Mortgage rates continued to increase in July 2022, with the average effective rate on new secured lending at 2.33%, higher than 2.15% last month and 1.83% last year (Bank of England). The Bank of England raised interest rates to 2.25% on 22nd September 2022. This will result in banks raising mortgage rates further.
Consumer confidence is at an all-time low, according to the GFK consumer confidence index. The rising cost of living—while ameliorated through the National Insurance cut and energy cap-is still present. While consumer confidence will likely improve as a result of the package, for someone to make one of the biggest financial decisions they will ever make - purchasing a property. It seems unlikely that the savings will entice them while, mortgage rates are as high as they have been since 2016.

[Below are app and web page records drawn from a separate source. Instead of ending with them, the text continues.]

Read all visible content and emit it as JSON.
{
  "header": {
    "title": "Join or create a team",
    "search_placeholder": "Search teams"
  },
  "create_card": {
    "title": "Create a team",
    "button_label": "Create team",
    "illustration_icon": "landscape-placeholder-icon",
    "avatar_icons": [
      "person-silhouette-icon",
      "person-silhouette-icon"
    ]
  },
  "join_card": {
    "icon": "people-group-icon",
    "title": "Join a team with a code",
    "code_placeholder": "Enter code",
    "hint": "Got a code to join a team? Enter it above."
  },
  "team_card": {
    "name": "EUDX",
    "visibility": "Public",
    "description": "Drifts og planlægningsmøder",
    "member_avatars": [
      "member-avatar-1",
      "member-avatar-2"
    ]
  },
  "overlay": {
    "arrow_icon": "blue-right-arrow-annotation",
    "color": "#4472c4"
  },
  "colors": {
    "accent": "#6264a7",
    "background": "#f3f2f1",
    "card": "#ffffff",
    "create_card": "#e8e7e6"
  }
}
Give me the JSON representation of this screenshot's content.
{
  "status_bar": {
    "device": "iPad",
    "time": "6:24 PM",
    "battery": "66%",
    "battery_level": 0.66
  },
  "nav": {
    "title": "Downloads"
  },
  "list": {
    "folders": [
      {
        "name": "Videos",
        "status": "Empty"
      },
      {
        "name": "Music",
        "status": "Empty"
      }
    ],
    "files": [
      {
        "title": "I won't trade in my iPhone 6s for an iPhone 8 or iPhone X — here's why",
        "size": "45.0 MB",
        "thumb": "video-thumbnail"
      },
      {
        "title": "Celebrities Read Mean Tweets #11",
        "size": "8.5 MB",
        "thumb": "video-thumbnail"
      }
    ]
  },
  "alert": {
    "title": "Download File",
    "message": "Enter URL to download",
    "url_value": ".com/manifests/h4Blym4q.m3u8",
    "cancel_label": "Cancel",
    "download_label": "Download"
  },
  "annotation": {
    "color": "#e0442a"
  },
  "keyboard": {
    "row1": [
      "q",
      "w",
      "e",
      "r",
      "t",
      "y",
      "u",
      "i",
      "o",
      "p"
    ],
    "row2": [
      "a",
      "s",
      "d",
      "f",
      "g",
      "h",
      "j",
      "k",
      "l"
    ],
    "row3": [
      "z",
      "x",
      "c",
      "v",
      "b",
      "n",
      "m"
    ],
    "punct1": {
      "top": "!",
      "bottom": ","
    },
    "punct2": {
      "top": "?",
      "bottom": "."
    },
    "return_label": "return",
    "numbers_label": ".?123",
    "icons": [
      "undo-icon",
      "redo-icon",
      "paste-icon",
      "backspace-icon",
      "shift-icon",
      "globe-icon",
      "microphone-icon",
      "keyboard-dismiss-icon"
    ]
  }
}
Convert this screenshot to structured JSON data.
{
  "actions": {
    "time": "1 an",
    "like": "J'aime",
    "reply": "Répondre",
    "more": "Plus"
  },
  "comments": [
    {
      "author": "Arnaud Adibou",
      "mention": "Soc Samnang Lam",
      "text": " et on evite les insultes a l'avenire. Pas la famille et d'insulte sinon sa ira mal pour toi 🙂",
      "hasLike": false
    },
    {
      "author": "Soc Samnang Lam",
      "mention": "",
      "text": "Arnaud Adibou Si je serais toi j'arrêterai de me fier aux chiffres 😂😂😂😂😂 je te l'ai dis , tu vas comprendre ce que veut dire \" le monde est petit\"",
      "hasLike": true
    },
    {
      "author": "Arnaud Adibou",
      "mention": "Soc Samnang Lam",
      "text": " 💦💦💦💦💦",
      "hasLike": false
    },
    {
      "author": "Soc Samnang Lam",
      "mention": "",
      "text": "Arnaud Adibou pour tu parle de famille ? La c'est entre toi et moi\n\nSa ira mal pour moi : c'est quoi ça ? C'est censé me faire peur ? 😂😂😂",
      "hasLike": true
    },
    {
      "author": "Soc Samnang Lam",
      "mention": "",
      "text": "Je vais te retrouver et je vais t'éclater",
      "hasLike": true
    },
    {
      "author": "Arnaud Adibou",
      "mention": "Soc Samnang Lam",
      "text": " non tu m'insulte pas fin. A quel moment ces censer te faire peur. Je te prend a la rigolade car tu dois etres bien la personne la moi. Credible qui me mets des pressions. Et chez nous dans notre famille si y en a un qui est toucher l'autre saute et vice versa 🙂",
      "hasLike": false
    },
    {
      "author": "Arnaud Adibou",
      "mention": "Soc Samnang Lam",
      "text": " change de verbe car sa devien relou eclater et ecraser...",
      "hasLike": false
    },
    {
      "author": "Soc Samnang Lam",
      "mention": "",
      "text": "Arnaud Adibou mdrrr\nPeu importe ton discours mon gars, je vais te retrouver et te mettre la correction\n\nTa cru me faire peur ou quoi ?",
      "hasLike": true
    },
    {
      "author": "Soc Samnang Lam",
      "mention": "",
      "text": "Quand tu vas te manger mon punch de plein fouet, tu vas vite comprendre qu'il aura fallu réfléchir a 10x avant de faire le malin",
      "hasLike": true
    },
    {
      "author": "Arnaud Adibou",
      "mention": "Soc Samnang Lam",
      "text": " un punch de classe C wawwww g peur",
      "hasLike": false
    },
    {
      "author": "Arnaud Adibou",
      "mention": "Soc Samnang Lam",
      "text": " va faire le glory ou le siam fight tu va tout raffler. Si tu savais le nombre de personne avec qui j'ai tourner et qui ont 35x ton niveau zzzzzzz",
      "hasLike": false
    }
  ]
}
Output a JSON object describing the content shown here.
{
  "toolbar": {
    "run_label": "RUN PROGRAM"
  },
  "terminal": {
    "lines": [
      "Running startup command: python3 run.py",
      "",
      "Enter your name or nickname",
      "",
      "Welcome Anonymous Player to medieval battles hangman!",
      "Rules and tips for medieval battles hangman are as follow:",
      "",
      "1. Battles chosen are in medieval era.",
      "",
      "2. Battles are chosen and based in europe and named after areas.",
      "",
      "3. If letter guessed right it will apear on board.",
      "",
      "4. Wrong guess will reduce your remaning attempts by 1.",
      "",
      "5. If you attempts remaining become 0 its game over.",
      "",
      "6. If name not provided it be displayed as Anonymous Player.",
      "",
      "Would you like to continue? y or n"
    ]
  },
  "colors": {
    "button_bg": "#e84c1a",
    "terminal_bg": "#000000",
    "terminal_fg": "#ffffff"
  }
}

Who will benefit from the stamp duty changes?
First time buyers don’t pay stamp duty on the first £300,000. The change to this price cap – to £425,000 seems reasonable given that first time buyers house prices have risen 26% since this cap was put in place in 2017 (Nationwide). This will mainly benefit buyers in London and the South East, where first-time buyer prices are above the £300,000 threshold. Those first-time buyers will be able to spend more on a property without having to consider paying stamp duty. This may go a small way to helping first-time buyers in London, with the final applications for Help-to-Buy due on October 31st.
First-time buyers will also face increased competition from existing homeowners, investors, and second homeowners, who will also benefit from the stamp duty savings (although only a £2,500 saving).
Existing homeowners will benefit from the stamp duty cuts. However, with 83% of existing mortgage balances on fixed rates, which are likely to have been agreed on lower rates, if they were to move, they would be exposing themselves to much higher monthly mortgage payments. However, around 20% of fixed mortgages will expire in the next 12 months, and 17% are not fixed (Bank of England, FCA). These buyers may consider moving and therefore benefit from the stamp duty savings. It is, however, important to consider that buyers will end up paying higher monthly mortgage costs, as not only have mortgage rates risen, so have house prices.
Investors / second homeowners are the wealthier buyer cohort and are likely to be mortgage free or on low LTVs, therefore less exposed to rising mortgage rates. A reduction in stamp duty rates and less competition from the other buyer types will create an attractive market. Increased activity in this market would likely put further pressure on renters.
The long-standing imbalance between supply and demand in the rental market has continued to put upward pressure on rents. Rents are now 20% higher than pre-pandemic (February 2020 vs August 2022, HomeLet). Rising mortgage rates, Help-to-Buy ending, and a more competitive market for first-time buyers, is only going to make buying a first home harder.
Although the size of the Build-to-Rent market is growing – in fact by 13% over the last year – there are still only 74,000 completed units in the UK (BPF). It will be a long time until the supply issues are solved in the rental market. With no mention of the rental market in the mini-budget, it will be up to landlords to decide how sustainable it is to increase rents with inflation.
The stamp duty changes are likely to support house prices—although much will depend on to what extent mortgage rate increases will offset this support. The changes are not going to help solve affordability issues; if anything, they are going to be made worse. A longer-term measure is needed to push housing market reform and increase supply in both the owned and rented markets, and not just stimulate an already overheated market.